with Karli Larson
The transition from stay-at-home mom to divorced-and-working-full-time mom can be challenging, and sometimes very lonely. Throw in a few cats, an ancient dog and one very brave boyfriend, and life gets downright crazy. Join me as I talk through my thoughts and struggles, my miscalculations and my triumphs. We're in this together, you and I.
When I'm not writing here you can find me over at work on the TisBest Philanthropy blog.
This is the most polite way to say this: A college classmate just lost his beloved wife due to complications during labor. Complications is a kind word for pain, fear and horror leading to loss beyond imagining.
Their newborn daughter—and only child—will never know the mother who’d been so eagerly awaiting her birth. Family and friends are in shock, trying to come to terms with this loss that should not be, this terrible turn of events. In one day, my classmate becomes a single father and a widower.
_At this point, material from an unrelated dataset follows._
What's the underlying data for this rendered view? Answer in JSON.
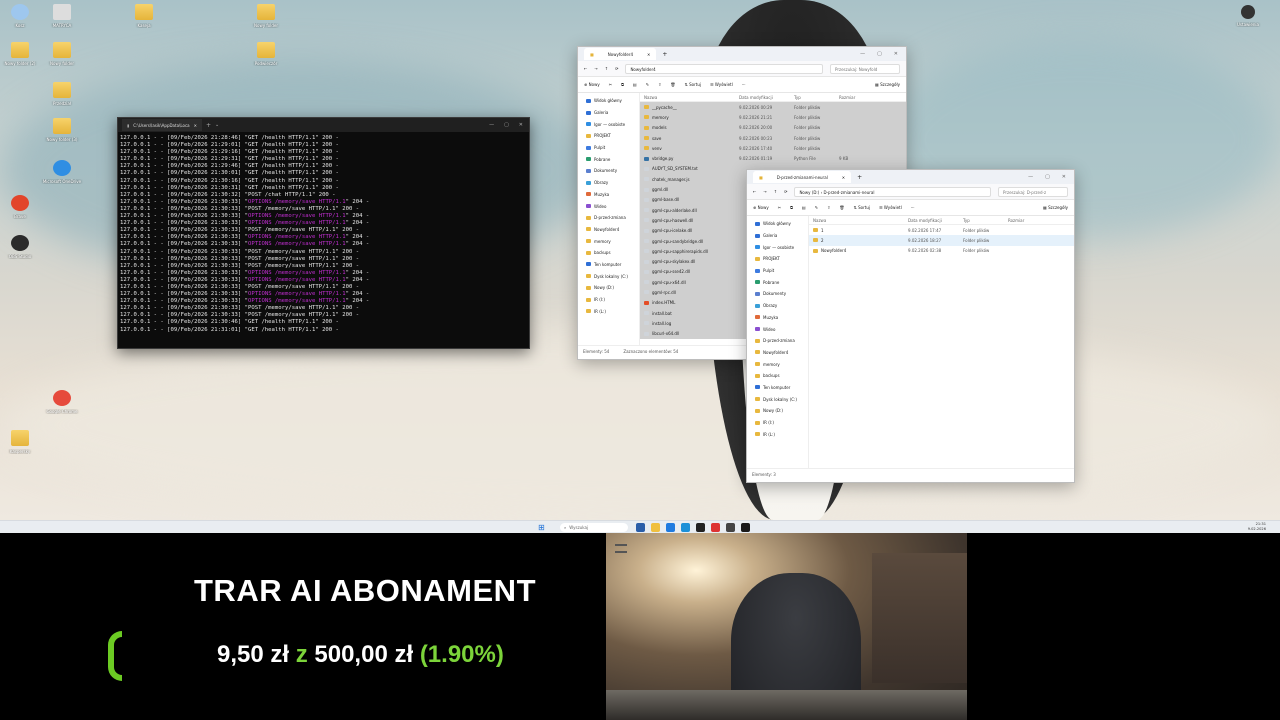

There are no words for this, nothing original to be said, nothing that can be said to make any of this right or better or easier.
I knelt and said a prayer for my classmate and his baby daughter. My hand went to my belly, unconsciously, wanting to protect, all over again. I don’t know the circumstances.
In 2001, my then-husband was at risk of losing me, our first daughter, or both of us to severe preeclampsia. Induced early, our daughter was born at only four pounds. The only details that matter now: she made it; I recovered.
I don’t understand why this could not also have been their story. It should have been their story.
I study the mother’s face in a memorial article. I don’t understand what I am seeing. I blink back tears. This woman is alive, somewhere, surely. There is a newborn, so there must be a mother. There is a daughter, so there must be a mother, a mother must be. This is the only acceptable logic.
Passed away unexpectedly. This cannot be right. She is beautiful and bold and strong and grinning in the photo, clearly up for the challenge and joys of new motherhood. They have lost sight of her, that’s all. It’s a mistake. She’s stuck in the hospital elevator, or down in the gift shop, craving a chocolate bar, a coffee, a pink balloon. She’ll turn up. She must turn up.
I don’t know her. I did not know her, though we went to the same college. But I know what she will be missing, and I cannot bear it—not for her, not for daughter, and not for her husband. I want to tear my hair out with the frustration and grief of not understanding how this can be. So I cannot begin to imagine the sorrow of those who loved her dearly, who were looking forward to sharing her new life as a mother.
I want to reach into the photograph and take her by the hand and lead her to a safe place a decade from now, a safe place where she and her husband and their 10-year-old daughter celebrate a birthday that is not also a death day.
I’m so sorry, T, J and baby E.
Subscribe to blog via RSS